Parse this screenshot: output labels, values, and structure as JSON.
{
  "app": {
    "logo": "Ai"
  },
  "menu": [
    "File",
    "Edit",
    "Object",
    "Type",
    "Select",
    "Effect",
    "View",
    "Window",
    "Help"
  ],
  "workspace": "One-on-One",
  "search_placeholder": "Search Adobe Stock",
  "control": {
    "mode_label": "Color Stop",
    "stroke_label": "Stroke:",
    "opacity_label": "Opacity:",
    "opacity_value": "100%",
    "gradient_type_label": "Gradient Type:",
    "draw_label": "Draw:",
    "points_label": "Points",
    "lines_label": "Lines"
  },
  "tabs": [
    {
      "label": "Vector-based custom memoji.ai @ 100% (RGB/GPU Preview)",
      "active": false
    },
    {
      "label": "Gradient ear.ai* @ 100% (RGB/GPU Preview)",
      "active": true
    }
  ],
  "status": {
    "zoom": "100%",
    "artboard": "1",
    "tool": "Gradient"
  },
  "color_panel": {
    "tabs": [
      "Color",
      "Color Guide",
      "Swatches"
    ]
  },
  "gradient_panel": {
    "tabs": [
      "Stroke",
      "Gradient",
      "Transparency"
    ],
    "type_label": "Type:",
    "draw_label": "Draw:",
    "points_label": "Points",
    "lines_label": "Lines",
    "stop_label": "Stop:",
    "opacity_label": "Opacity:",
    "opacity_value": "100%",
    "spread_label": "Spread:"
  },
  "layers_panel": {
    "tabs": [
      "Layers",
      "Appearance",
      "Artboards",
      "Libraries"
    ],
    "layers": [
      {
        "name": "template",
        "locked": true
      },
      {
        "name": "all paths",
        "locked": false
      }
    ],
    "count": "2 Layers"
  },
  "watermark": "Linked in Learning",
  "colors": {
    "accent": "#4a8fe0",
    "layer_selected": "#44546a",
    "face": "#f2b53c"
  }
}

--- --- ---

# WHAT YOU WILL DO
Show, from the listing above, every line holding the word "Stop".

# TASK SOLUTION
    "mode_label": "Color Stop",
    "stop_label": "Stop:",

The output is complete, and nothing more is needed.